| Supplied records |
[Start of section]
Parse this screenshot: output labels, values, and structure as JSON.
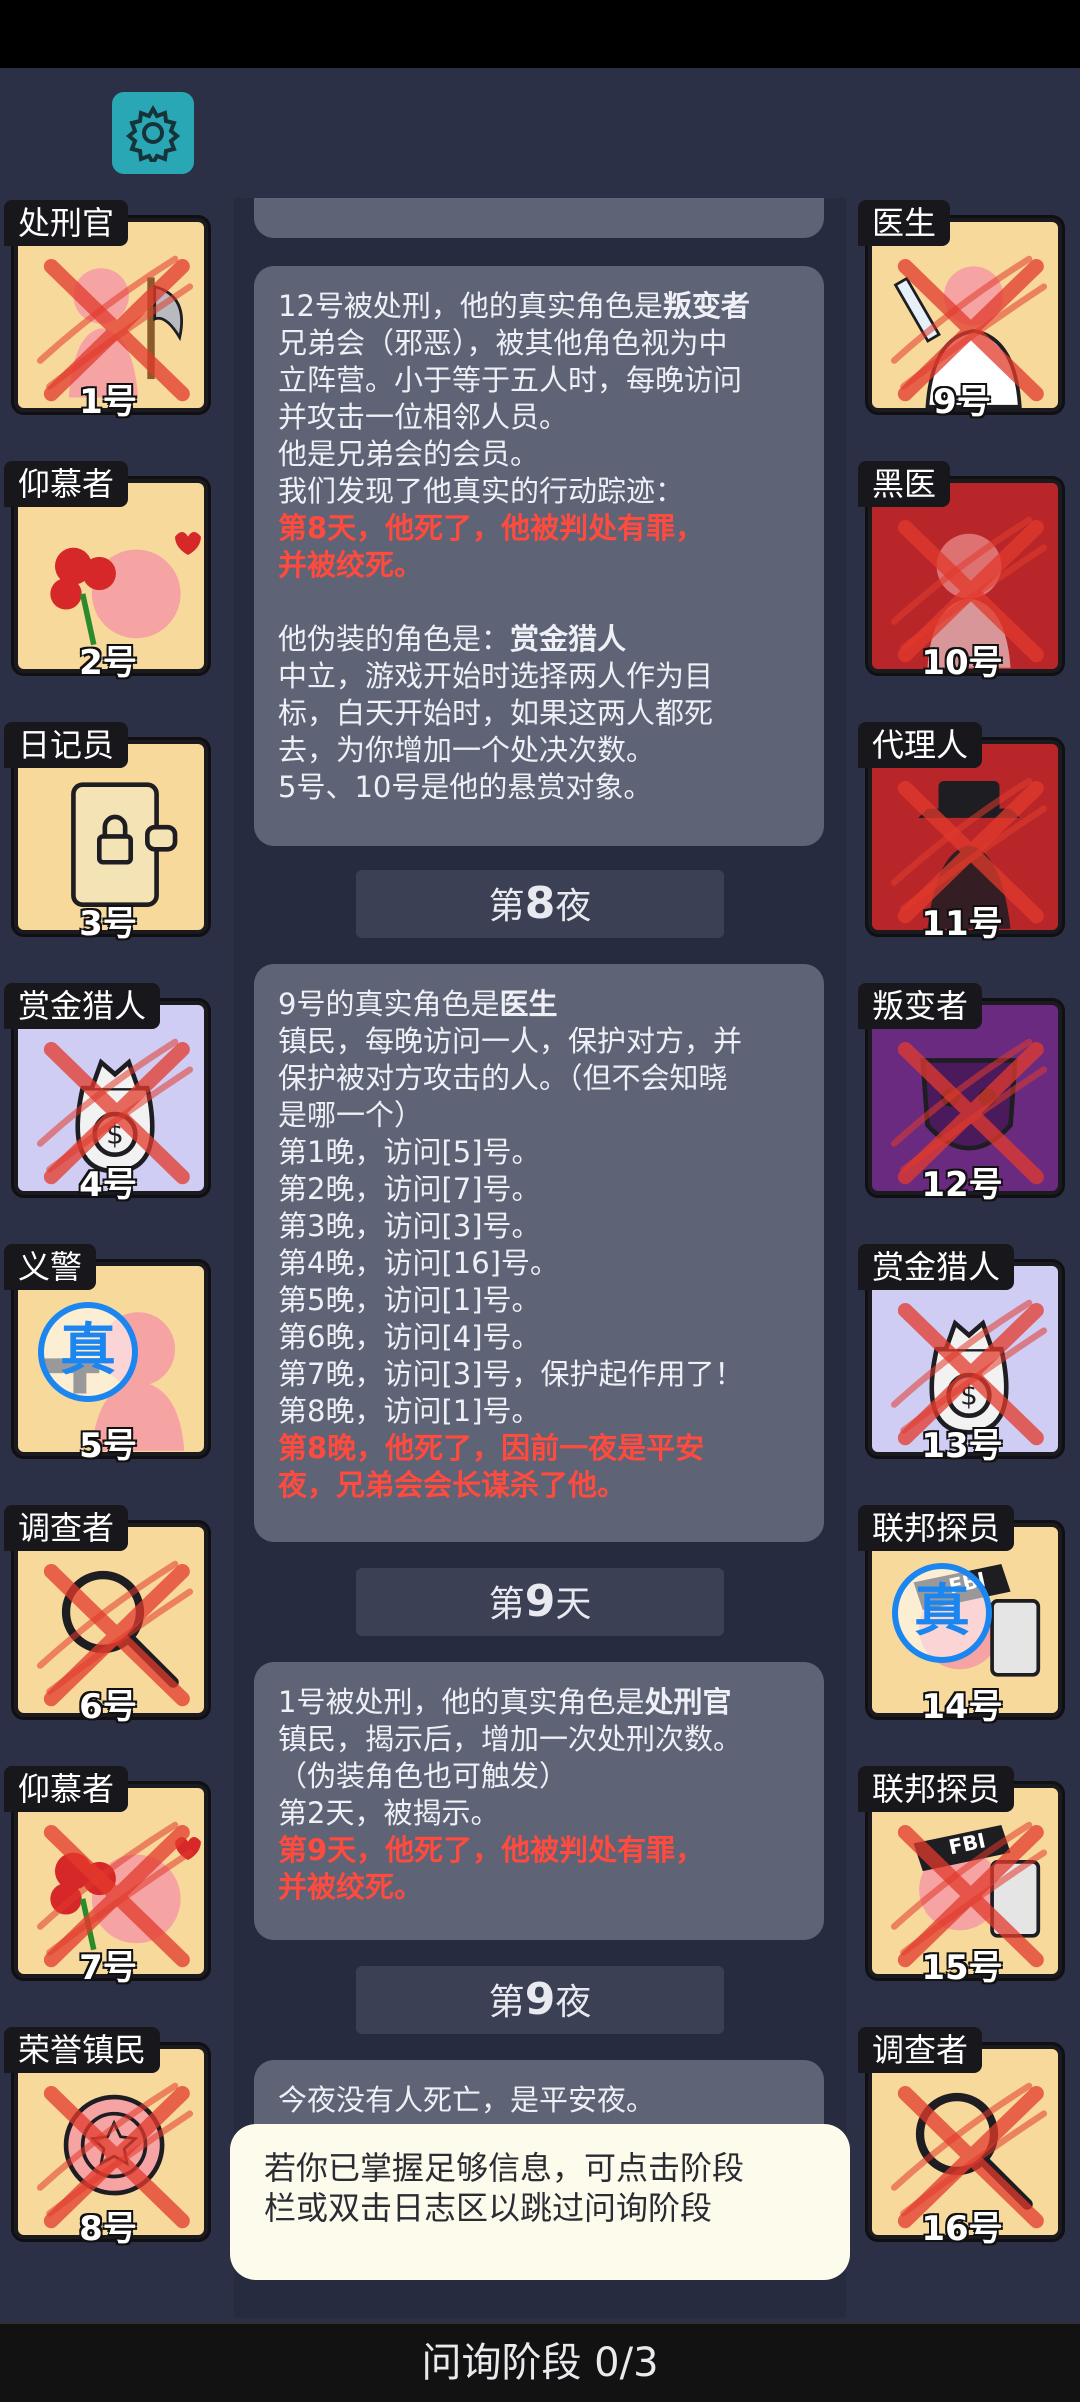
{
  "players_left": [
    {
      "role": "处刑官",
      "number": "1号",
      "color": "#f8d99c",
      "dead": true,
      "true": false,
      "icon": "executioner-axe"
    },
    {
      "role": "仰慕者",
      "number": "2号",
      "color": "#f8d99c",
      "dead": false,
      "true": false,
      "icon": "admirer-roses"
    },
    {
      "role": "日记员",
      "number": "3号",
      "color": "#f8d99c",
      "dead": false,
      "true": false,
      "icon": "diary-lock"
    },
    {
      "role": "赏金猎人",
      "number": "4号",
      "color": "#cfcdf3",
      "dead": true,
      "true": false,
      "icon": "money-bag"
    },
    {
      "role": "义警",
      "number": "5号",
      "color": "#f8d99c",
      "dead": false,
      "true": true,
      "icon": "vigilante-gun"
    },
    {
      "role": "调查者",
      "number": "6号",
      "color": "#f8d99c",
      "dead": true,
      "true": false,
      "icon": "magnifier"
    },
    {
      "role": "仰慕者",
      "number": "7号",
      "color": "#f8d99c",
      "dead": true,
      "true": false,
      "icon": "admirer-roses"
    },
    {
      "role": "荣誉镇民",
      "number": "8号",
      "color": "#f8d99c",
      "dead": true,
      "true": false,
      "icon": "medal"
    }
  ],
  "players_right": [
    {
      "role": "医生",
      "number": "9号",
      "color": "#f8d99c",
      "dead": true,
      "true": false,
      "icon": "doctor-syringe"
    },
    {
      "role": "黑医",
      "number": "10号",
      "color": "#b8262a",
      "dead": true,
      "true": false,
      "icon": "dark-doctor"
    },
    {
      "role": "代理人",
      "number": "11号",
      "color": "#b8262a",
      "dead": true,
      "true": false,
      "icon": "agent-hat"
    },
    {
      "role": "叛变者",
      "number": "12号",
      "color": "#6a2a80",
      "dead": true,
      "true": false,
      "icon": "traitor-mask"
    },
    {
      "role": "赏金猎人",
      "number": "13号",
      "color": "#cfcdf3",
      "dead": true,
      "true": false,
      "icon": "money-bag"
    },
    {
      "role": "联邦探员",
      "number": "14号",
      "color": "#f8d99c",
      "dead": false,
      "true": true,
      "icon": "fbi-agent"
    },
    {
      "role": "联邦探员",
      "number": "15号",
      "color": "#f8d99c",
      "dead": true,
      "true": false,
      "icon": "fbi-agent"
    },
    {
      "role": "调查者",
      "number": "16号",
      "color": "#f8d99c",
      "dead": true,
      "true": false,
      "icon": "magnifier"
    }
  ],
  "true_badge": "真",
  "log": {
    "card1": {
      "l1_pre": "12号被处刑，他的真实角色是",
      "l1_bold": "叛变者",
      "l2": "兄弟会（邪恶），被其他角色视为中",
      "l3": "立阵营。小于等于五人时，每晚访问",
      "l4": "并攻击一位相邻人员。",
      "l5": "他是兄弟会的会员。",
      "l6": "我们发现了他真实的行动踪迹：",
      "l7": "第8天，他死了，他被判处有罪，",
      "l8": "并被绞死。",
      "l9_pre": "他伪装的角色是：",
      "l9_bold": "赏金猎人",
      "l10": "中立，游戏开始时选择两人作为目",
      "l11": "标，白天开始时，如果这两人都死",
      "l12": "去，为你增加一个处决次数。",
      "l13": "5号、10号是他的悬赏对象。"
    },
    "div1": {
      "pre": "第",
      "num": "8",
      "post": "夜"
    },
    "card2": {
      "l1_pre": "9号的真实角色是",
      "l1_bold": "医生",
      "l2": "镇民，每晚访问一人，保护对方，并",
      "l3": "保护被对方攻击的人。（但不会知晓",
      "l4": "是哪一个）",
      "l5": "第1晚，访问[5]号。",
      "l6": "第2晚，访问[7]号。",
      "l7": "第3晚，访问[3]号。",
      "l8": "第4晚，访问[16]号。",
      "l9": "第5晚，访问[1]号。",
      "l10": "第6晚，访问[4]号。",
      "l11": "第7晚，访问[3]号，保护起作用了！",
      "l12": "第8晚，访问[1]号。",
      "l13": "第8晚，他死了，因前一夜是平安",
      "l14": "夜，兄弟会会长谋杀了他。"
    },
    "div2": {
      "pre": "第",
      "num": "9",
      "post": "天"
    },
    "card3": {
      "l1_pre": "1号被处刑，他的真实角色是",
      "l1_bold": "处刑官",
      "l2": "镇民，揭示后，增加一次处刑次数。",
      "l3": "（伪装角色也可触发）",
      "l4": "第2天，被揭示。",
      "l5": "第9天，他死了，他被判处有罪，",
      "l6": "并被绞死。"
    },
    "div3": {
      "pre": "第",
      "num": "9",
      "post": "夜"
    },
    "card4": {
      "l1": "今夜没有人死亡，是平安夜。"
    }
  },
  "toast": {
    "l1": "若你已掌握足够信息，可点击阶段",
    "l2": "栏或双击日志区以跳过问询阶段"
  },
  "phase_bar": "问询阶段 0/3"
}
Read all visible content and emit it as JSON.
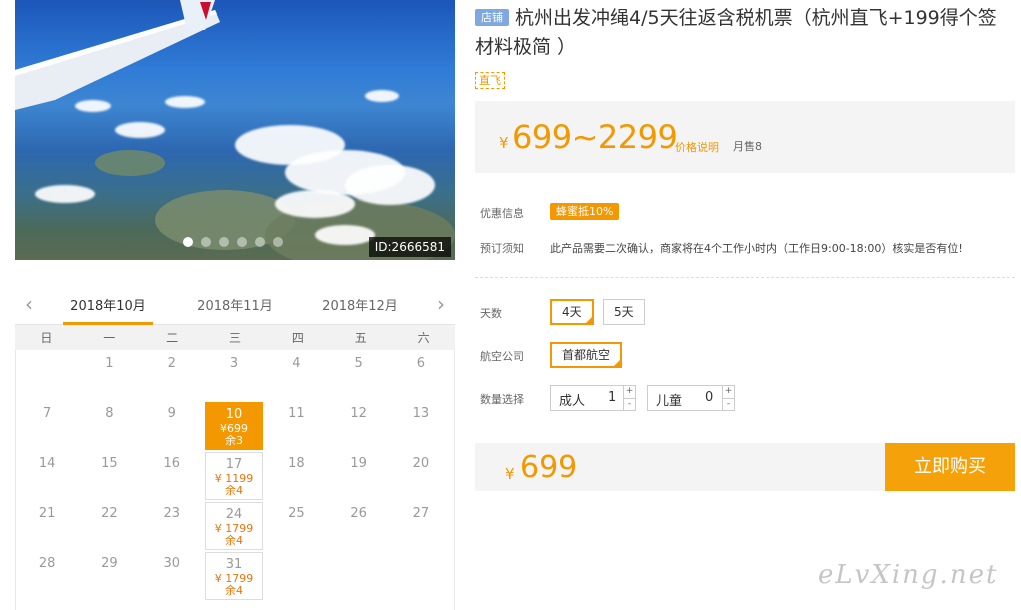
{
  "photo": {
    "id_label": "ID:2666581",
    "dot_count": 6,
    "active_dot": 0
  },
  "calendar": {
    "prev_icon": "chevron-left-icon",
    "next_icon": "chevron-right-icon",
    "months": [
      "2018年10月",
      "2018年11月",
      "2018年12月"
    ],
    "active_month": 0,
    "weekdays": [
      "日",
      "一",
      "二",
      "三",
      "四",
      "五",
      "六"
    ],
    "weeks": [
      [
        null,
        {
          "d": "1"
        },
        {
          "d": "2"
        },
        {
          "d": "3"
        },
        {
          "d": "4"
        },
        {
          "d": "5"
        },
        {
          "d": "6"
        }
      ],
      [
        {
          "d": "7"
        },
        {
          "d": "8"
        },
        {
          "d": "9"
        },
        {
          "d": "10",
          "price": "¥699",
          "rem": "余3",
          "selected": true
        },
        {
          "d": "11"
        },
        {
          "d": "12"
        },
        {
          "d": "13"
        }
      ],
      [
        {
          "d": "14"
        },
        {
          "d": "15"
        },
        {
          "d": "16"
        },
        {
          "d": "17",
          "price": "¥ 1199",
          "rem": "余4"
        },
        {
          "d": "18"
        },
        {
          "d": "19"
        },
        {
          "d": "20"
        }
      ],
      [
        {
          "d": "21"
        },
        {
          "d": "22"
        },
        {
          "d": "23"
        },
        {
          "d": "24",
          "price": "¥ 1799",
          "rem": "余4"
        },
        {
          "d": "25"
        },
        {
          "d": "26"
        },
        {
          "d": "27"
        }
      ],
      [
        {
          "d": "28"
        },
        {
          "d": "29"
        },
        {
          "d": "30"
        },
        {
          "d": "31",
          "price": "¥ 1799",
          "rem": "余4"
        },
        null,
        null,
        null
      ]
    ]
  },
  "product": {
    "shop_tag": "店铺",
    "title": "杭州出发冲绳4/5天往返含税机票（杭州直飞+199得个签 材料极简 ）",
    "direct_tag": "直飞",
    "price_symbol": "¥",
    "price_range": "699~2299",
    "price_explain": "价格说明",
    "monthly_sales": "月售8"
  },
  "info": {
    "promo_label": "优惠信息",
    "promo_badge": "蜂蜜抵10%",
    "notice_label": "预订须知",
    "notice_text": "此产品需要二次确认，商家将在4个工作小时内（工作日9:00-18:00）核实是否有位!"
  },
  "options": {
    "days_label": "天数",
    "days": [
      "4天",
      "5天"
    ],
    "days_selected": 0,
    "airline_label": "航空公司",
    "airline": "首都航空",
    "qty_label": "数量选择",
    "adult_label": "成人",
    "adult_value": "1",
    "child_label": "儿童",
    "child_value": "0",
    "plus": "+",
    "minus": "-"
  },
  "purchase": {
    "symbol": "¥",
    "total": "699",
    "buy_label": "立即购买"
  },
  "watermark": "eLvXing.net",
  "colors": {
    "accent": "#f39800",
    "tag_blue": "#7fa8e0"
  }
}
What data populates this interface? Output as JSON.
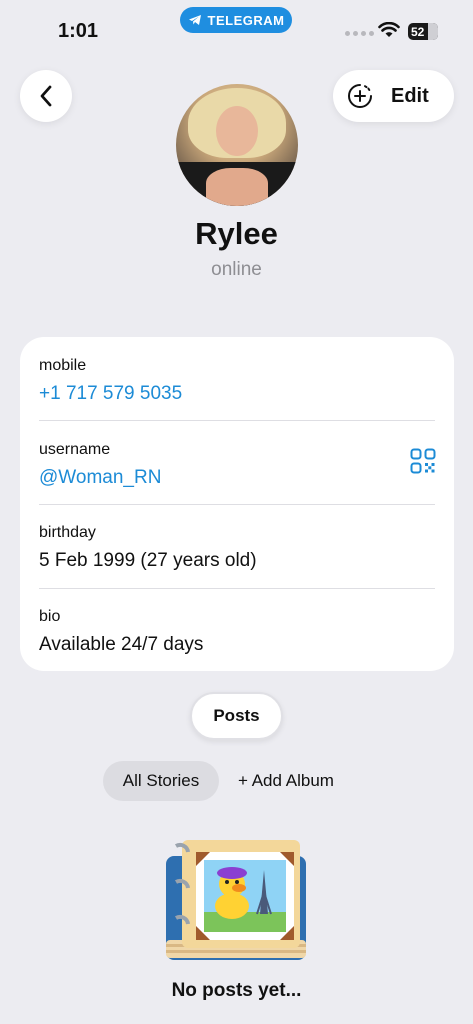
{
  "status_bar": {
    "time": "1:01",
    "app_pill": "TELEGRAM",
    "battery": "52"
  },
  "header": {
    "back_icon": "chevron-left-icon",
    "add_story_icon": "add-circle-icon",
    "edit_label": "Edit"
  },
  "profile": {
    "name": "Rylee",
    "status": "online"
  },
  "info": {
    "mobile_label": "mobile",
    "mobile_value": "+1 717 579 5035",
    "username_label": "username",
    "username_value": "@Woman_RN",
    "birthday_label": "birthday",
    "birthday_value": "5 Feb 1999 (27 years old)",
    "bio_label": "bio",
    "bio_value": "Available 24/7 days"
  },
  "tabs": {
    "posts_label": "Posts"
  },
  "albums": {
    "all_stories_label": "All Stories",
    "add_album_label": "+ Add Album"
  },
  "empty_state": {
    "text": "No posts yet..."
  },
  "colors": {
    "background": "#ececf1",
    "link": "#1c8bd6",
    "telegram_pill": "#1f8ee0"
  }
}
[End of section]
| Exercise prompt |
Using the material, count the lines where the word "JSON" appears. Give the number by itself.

| Exercise output |
3